Write out the entries again. Match each one exactly.

BEGIN RECORDED INFORMATION

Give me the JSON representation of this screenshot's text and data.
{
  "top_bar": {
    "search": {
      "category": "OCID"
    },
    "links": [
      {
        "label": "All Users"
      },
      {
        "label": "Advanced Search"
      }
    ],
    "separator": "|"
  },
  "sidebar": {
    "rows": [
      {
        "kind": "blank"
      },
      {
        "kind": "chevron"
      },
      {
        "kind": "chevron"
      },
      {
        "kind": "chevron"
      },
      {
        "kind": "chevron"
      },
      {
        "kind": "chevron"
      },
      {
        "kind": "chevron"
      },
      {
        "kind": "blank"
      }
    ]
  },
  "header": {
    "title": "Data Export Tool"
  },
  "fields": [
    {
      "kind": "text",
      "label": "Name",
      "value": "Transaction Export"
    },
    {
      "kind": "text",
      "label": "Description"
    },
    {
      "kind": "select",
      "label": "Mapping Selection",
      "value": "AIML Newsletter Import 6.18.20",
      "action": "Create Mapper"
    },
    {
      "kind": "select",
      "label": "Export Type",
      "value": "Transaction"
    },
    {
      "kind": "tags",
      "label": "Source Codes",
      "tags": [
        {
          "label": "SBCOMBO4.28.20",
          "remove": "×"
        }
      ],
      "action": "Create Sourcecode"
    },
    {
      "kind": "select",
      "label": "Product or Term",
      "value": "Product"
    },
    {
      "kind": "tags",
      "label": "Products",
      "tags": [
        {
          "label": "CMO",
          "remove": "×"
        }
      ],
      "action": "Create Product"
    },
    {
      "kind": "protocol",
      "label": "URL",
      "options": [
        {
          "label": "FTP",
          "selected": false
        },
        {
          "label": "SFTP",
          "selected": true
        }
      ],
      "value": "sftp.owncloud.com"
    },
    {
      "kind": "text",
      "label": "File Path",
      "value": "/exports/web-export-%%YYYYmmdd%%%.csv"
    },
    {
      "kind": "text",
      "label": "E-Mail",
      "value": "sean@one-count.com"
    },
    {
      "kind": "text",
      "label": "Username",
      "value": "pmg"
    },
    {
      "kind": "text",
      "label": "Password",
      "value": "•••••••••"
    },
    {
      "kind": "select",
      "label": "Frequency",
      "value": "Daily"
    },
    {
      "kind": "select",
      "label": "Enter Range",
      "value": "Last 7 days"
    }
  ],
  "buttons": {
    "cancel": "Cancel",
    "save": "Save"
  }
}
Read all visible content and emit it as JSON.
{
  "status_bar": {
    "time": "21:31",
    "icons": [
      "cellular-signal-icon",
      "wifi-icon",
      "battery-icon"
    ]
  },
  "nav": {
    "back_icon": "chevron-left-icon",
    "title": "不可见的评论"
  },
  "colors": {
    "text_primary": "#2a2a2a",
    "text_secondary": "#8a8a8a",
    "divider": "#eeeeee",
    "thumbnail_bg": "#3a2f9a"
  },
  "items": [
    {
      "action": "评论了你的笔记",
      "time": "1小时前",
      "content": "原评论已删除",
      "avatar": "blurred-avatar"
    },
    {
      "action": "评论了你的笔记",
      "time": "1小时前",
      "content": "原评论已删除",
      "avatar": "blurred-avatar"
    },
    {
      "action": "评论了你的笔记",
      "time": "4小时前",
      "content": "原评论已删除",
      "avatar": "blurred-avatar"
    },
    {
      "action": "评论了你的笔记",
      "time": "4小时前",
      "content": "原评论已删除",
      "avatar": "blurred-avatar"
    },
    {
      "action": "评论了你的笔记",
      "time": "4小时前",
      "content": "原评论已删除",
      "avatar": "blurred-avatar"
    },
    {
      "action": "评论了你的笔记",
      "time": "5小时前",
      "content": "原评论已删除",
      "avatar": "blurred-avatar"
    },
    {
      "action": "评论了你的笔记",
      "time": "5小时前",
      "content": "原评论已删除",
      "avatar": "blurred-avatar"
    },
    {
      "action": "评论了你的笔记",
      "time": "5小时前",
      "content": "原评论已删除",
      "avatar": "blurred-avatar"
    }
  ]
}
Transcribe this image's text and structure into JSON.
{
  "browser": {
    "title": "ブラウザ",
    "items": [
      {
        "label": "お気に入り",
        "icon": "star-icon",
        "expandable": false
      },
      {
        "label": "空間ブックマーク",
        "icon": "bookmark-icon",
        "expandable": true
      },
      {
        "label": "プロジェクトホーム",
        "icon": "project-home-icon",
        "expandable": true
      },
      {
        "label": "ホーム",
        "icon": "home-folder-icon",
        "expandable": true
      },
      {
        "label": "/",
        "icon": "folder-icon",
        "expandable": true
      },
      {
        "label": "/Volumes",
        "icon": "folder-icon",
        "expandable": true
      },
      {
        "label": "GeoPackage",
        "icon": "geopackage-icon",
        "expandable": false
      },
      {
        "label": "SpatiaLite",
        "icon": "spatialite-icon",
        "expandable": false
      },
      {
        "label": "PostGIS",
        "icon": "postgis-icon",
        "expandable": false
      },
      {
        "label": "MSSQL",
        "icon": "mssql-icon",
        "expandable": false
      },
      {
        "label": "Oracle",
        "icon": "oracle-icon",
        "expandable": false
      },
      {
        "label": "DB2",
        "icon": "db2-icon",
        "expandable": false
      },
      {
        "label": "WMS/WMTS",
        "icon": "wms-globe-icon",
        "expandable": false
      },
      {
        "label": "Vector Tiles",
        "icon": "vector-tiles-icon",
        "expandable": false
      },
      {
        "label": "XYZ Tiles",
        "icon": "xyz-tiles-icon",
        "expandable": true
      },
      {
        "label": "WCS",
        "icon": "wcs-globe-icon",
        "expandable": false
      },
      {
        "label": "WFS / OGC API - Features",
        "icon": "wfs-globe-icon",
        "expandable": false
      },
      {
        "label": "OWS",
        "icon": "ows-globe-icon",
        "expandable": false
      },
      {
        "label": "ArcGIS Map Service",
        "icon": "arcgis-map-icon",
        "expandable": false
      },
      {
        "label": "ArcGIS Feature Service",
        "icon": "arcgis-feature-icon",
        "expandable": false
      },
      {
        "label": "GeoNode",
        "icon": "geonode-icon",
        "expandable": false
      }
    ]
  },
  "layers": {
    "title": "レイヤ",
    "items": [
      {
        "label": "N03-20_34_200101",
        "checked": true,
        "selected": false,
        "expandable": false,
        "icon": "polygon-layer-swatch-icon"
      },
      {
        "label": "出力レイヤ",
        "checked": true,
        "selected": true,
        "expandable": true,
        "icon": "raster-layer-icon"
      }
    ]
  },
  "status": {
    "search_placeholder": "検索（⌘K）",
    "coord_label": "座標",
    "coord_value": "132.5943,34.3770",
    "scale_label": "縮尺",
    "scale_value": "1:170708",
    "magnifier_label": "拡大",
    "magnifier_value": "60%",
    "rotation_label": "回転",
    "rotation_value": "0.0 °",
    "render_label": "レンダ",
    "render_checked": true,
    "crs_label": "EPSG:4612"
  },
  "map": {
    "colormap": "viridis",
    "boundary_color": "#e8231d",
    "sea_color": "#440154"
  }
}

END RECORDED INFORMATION

### SOLUTION TO THE EXERCISE
Give me the JSON representation of this screenshot's text and data.
{
  "top_bar": {
    "search": {
      "category": "OCID"
    },
    "links": [
      {
        "label": "All Users"
      },
      {
        "label": "Advanced Search"
      }
    ],
    "separator": "|"
  },
  "sidebar": {
    "rows": [
      {
        "kind": "blank"
      },
      {
        "kind": "chevron"
      },
      {
        "kind": "chevron"
      },
      {
        "kind": "chevron"
      },
      {
        "kind": "chevron"
      },
      {
        "kind": "chevron"
      },
      {
        "kind": "chevron"
      },
      {
        "kind": "blank"
      }
    ]
  },
  "header": {
    "title": "Data Export Tool"
  },
  "fields": [
    {
      "kind": "text",
      "label": "Name",
      "value": "Transaction Export"
    },
    {
      "kind": "text",
      "label": "Description"
    },
    {
      "kind": "select",
      "label": "Mapping Selection",
      "value": "AIML Newsletter Import 6.18.20",
      "action": "Create Mapper"
    },
    {
      "kind": "select",
      "label": "Export Type",
      "value": "Transaction"
    },
    {
      "kind": "tags",
      "label": "Source Codes",
      "tags": [
        {
          "label": "SBCOMBO4.28.20",
          "remove": "×"
        }
      ],
      "action": "Create Sourcecode"
    },
    {
      "kind": "select",
      "label": "Product or Term",
      "value": "Product"
    },
    {
      "kind": "tags",
      "label": "Products",
      "tags": [
        {
          "label": "CMO",
          "remove": "×"
        }
      ],
      "action": "Create Product"
    },
    {
      "kind": "protocol",
      "label": "URL",
      "options": [
        {
          "label": "FTP",
          "selected": false
        },
        {
          "label": "SFTP",
          "selected": true
        }
      ],
      "value": "sftp.owncloud.com"
    },
    {
      "kind": "text",
      "label": "File Path",
      "value": "/exports/web-export-%%YYYYmmdd%%%.csv"
    },
    {
      "kind": "text",
      "label": "E-Mail",
      "value": "sean@one-count.com"
    },
    {
      "kind": "text",
      "label": "Username",
      "value": "pmg"
    },
    {
      "kind": "text",
      "label": "Password",
      "value": "•••••••••"
    },
    {
      "kind": "select",
      "label": "Frequency",
      "value": "Daily"
    },
    {
      "kind": "select",
      "label": "Enter Range",
      "value": "Last 7 days"
    }
  ],
  "buttons": {
    "cancel": "Cancel",
    "save": "Save"
  }
}
Read all visible content and emit it as JSON.
{
  "status_bar": {
    "time": "21:31",
    "icons": [
      "cellular-signal-icon",
      "wifi-icon",
      "battery-icon"
    ]
  },
  "nav": {
    "back_icon": "chevron-left-icon",
    "title": "不可见的评论"
  },
  "colors": {
    "text_primary": "#2a2a2a",
    "text_secondary": "#8a8a8a",
    "divider": "#eeeeee",
    "thumbnail_bg": "#3a2f9a"
  },
  "items": [
    {
      "action": "评论了你的笔记",
      "time": "1小时前",
      "content": "原评论已删除",
      "avatar": "blurred-avatar"
    },
    {
      "action": "评论了你的笔记",
      "time": "1小时前",
      "content": "原评论已删除",
      "avatar": "blurred-avatar"
    },
    {
      "action": "评论了你的笔记",
      "time": "4小时前",
      "content": "原评论已删除",
      "avatar": "blurred-avatar"
    },
    {
      "action": "评论了你的笔记",
      "time": "4小时前",
      "content": "原评论已删除",
      "avatar": "blurred-avatar"
    },
    {
      "action": "评论了你的笔记",
      "time": "4小时前",
      "content": "原评论已删除",
      "avatar": "blurred-avatar"
    },
    {
      "action": "评论了你的笔记",
      "time": "5小时前",
      "content": "原评论已删除",
      "avatar": "blurred-avatar"
    },
    {
      "action": "评论了你的笔记",
      "time": "5小时前",
      "content": "原评论已删除",
      "avatar": "blurred-avatar"
    },
    {
      "action": "评论了你的笔记",
      "time": "5小时前",
      "content": "原评论已删除",
      "avatar": "blurred-avatar"
    }
  ]
}
Transcribe this image's text and structure into JSON.
{
  "browser": {
    "title": "ブラウザ",
    "items": [
      {
        "label": "お気に入り",
        "icon": "star-icon",
        "expandable": false
      },
      {
        "label": "空間ブックマーク",
        "icon": "bookmark-icon",
        "expandable": true
      },
      {
        "label": "プロジェクトホーム",
        "icon": "project-home-icon",
        "expandable": true
      },
      {
        "label": "ホーム",
        "icon": "home-folder-icon",
        "expandable": true
      },
      {
        "label": "/",
        "icon": "folder-icon",
        "expandable": true
      },
      {
        "label": "/Volumes",
        "icon": "folder-icon",
        "expandable": true
      },
      {
        "label": "GeoPackage",
        "icon": "geopackage-icon",
        "expandable": false
      },
      {
        "label": "SpatiaLite",
        "icon": "spatialite-icon",
        "expandable": false
      },
      {
        "label": "PostGIS",
        "icon": "postgis-icon",
        "expandable": false
      },
      {
        "label": "MSSQL",
        "icon": "mssql-icon",
        "expandable": false
      },
      {
        "label": "Oracle",
        "icon": "oracle-icon",
        "expandable": false
      },
      {
        "label": "DB2",
        "icon": "db2-icon",
        "expandable": false
      },
      {
        "label": "WMS/WMTS",
        "icon": "wms-globe-icon",
        "expandable": false
      },
      {
        "label": "Vector Tiles",
        "icon": "vector-tiles-icon",
        "expandable": false
      },
      {
        "label": "XYZ Tiles",
        "icon": "xyz-tiles-icon",
        "expandable": true
      },
      {
        "label": "WCS",
        "icon": "wcs-globe-icon",
        "expandable": false
      },
      {
        "label": "WFS / OGC API - Features",
        "icon": "wfs-globe-icon",
        "expandable": false
      },
      {
        "label": "OWS",
        "icon": "ows-globe-icon",
        "expandable": false
      },
      {
        "label": "ArcGIS Map Service",
        "icon": "arcgis-map-icon",
        "expandable": false
      },
      {
        "label": "ArcGIS Feature Service",
        "icon": "arcgis-feature-icon",
        "expandable": false
      },
      {
        "label": "GeoNode",
        "icon": "geonode-icon",
        "expandable": false
      }
    ]
  },
  "layers": {
    "title": "レイヤ",
    "items": [
      {
        "label": "N03-20_34_200101",
        "checked": true,
        "selected": false,
        "expandable": false,
        "icon": "polygon-layer-swatch-icon"
      },
      {
        "label": "出力レイヤ",
        "checked": true,
        "selected": true,
        "expandable": true,
        "icon": "raster-layer-icon"
      }
    ]
  },
  "status": {
    "search_placeholder": "検索（⌘K）",
    "coord_label": "座標",
    "coord_value": "132.5943,34.3770",
    "scale_label": "縮尺",
    "scale_value": "1:170708",
    "magnifier_label": "拡大",
    "magnifier_value": "60%",
    "rotation_label": "回転",
    "rotation_value": "0.0 °",
    "render_label": "レンダ",
    "render_checked": true,
    "crs_label": "EPSG:4612"
  },
  "map": {
    "colormap": "viridis",
    "boundary_color": "#e8231d",
    "sea_color": "#440154"
  }
}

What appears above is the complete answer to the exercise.